Guevara was shopping Saturday in the neighboring town of Alpine when county Sheriff Danny Dominguez called her on her cellphone after lunch.
“He says, 'Judge, I’m at Cibolo Creek Ranch, and a Supreme Court justice has just passed away, and I need someone here immediately. Both justices of the peace are out of town,'” Guevara recounted.
“I said, 'Sheriff, what did you say? Which Supreme Court Justice died at Cibolo Creek Ranch?’ And the phone went dead, because our connection was very bad,” she explained.
Cell phone service is spotty in far West Texas. There’s no service at the ranch where Scalia passed away. Guevara said Dominguez called back repeatedly for 20 minutes, at the mercy of cell service.
Guevara said she pronounced Scalia dead over the phone at 1:52 p.m. on Saturday. She planned to drive to the ranch — about 30 minutes south of Marfa — but returned when a U.S. Marshal told her by phone: “It’s not necessary for you to come, judge. If you’re asking for an autopsy, that’s what we need to clarify.”
Guevara said she wanted to clarify details of Scalia’s death before deciding whether to order an autopsy.
“As part of my investigation, one of the things I did ask the sheriff and the U.S. Marshal: 'Were there any signs of foul play?' And they said, ‘Absolutely not.’ At that time I still wanted to be careful, and asked them if (Scalia’s) physician would call me.”
The justice’s personal doctor called her at 8 p.m. Saturday night.
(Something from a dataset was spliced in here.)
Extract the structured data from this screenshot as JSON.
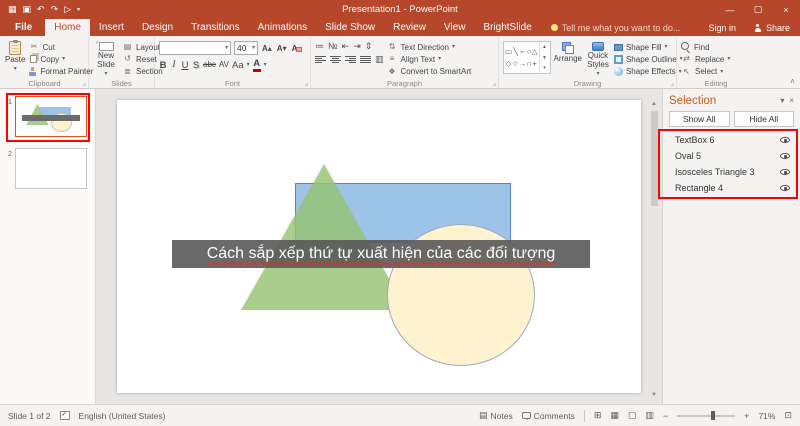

She said the physician told her that Scalia had a shoulder problem last week and underwent an MRI. Scalia also suffered several chronic ailments, Guevara said.
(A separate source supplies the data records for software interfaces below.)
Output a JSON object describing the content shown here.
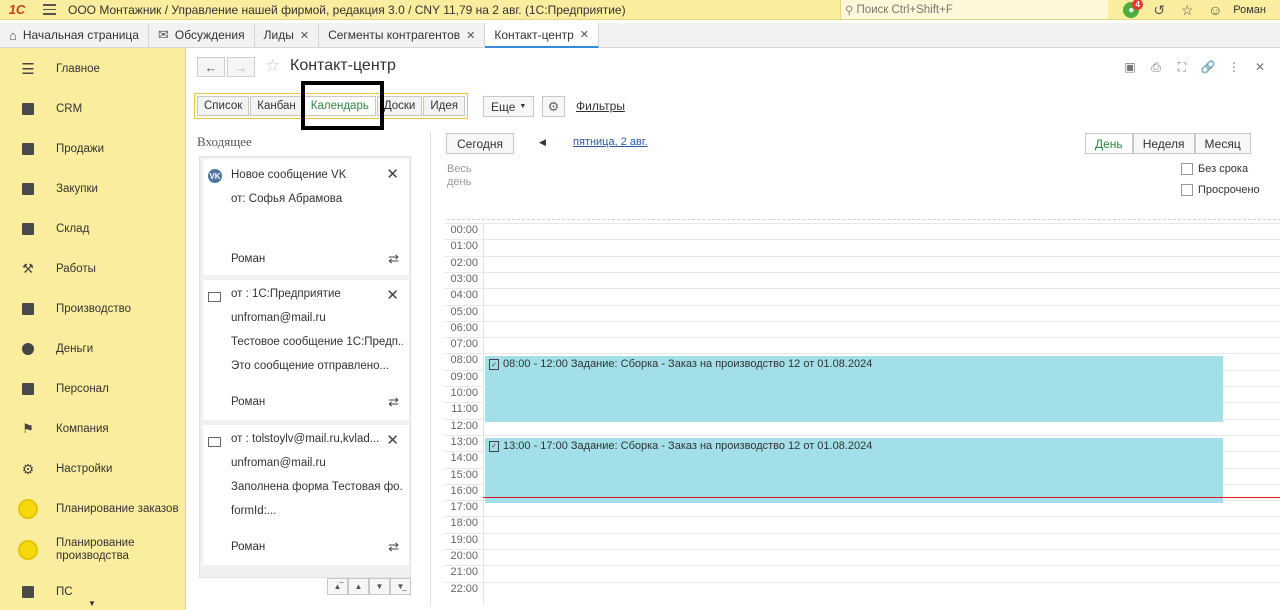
{
  "app": {
    "logo": "1С",
    "title": "ООО Монтажник / Управление нашей фирмой, редакция 3.0 / CNY 11,79 на 2 авг.  (1С:Предприятие)",
    "search_placeholder": "Поиск Ctrl+Shift+F",
    "notifications_count": "4",
    "user": "Роман"
  },
  "tabs": [
    {
      "label": "Начальная страница"
    },
    {
      "label": "Обсуждения"
    },
    {
      "label": "Лиды"
    },
    {
      "label": "Сегменты контрагентов"
    },
    {
      "label": "Контакт-центр"
    }
  ],
  "sidebar": {
    "items": [
      {
        "label": "Главное",
        "icon": "menu-icon"
      },
      {
        "label": "CRM",
        "icon": "crm-icon"
      },
      {
        "label": "Продажи",
        "icon": "basket-icon"
      },
      {
        "label": "Закупки",
        "icon": "cart-icon"
      },
      {
        "label": "Склад",
        "icon": "warehouse-icon"
      },
      {
        "label": "Работы",
        "icon": "wrench-icon"
      },
      {
        "label": "Производство",
        "icon": "factory-icon"
      },
      {
        "label": "Деньги",
        "icon": "coin-icon"
      },
      {
        "label": "Персонал",
        "icon": "people-icon"
      },
      {
        "label": "Компания",
        "icon": "flag-icon"
      },
      {
        "label": "Настройки",
        "icon": "gear-icon"
      },
      {
        "label": "Планирование заказов",
        "icon": "yellow-circle-icon"
      },
      {
        "label": "Планирование производства",
        "icon": "yellow-circle-icon"
      },
      {
        "label": "ПС",
        "icon": "ps-icon"
      }
    ]
  },
  "page": {
    "title": "Контакт-центр",
    "views": [
      "Список",
      "Канбан",
      "Календарь",
      "Доски",
      "Идея"
    ],
    "active_view": "Календарь",
    "more_label": "Еще",
    "filters_label": "Фильтры"
  },
  "inbox": {
    "title": "Входящее",
    "cards": [
      {
        "icon": "vk-icon",
        "lines": [
          "Новое сообщение VK",
          "от: Софья Абрамова"
        ],
        "user": "Роман"
      },
      {
        "icon": "mail-icon",
        "lines": [
          "от : 1С:Предприятие",
          "unfroman@mail.ru",
          "Тестовое сообщение 1С:Предп...",
          "Это сообщение отправлено..."
        ],
        "user": "Роман"
      },
      {
        "icon": "mail-icon",
        "lines": [
          "от : tolstoylv@mail.ru,kvlad...",
          "unfroman@mail.ru",
          "Заполнена форма Тестовая фо...",
          "formId:..."
        ],
        "user": "Роман"
      }
    ]
  },
  "calendar": {
    "today_label": "Сегодня",
    "date_label": "пятница, 2 авг.",
    "periods": [
      "День",
      "Неделя",
      "Месяц"
    ],
    "active_period": "День",
    "allday_label": "Весь день",
    "checkbox_no_deadline": "Без срока",
    "checkbox_overdue": "Просрочено",
    "hours": [
      "00:00",
      "01:00",
      "02:00",
      "03:00",
      "04:00",
      "05:00",
      "06:00",
      "07:00",
      "08:00",
      "09:00",
      "10:00",
      "11:00",
      "12:00",
      "13:00",
      "14:00",
      "15:00",
      "16:00",
      "17:00",
      "18:00",
      "19:00",
      "20:00",
      "21:00",
      "22:00"
    ],
    "events": [
      {
        "text": "08:00 - 12:00 Задание: Сборка - Заказ на производство 12 от 01.08.2024",
        "start": 8,
        "end": 12
      },
      {
        "text": "13:00 - 17:00 Задание: Сборка - Заказ на производство 12 от 01.08.2024",
        "start": 13,
        "end": 17
      }
    ],
    "now_hour": 16.6,
    "event_color": "#a3dfe8"
  }
}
“I felt comfortable what I knew was going on with him physically,” she said.
On Saturday night, at his family’s request, Justice Scalia’s remains were moved from the ranch to El Paso, where a funeral home will embalm his body and prepare it to be flown to back to the East Coast.
Guevara said she will fill out the official death certificate to be permanently filed in Presidio County.
“After I did my job, yes, I kept playing it over and over in my mind and thought, ‘Oh my God. History is being made in Presidio County,” Guevara told WFAA. “It’s something I’ll never forget.”
Scalia, 79, was visiting the ranch with friends on a hunting trip. Guevara said she did not know he was here.
“I just feel that we have lost a great defender of the Constitution, and it’s a big loss for the United States of America,” she said.